### Data excerpts

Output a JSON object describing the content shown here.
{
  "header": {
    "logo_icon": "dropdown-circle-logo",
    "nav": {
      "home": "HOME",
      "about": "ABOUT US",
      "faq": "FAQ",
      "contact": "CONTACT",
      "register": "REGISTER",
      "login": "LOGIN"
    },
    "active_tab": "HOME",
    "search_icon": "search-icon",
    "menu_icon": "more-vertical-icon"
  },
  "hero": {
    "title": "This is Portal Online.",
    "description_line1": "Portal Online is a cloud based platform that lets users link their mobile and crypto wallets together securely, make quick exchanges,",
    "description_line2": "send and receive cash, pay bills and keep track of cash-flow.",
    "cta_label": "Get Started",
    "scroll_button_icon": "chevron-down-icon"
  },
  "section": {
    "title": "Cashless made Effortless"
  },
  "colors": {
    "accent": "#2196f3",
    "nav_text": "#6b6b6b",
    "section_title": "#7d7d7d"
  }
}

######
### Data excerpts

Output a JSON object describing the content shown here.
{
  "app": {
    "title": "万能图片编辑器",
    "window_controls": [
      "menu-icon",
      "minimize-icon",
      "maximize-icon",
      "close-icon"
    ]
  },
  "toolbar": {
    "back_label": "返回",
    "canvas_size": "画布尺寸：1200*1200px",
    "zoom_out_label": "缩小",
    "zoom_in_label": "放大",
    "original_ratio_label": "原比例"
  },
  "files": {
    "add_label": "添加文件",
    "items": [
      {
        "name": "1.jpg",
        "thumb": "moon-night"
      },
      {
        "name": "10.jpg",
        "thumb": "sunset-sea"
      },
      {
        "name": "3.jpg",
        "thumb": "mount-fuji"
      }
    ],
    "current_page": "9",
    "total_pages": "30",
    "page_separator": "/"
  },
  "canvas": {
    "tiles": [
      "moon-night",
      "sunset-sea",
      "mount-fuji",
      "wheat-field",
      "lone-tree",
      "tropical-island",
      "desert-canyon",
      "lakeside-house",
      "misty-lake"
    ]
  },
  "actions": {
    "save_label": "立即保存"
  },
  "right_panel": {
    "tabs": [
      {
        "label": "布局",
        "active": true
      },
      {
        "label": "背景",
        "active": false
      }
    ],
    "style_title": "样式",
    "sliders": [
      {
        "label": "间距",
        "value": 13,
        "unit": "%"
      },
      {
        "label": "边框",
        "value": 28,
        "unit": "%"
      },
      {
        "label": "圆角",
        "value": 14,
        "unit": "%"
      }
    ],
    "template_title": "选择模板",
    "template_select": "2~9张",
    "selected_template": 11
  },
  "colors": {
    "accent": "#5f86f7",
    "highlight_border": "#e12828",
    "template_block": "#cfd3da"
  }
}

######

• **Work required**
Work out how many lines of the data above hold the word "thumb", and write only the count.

• **Response area**
3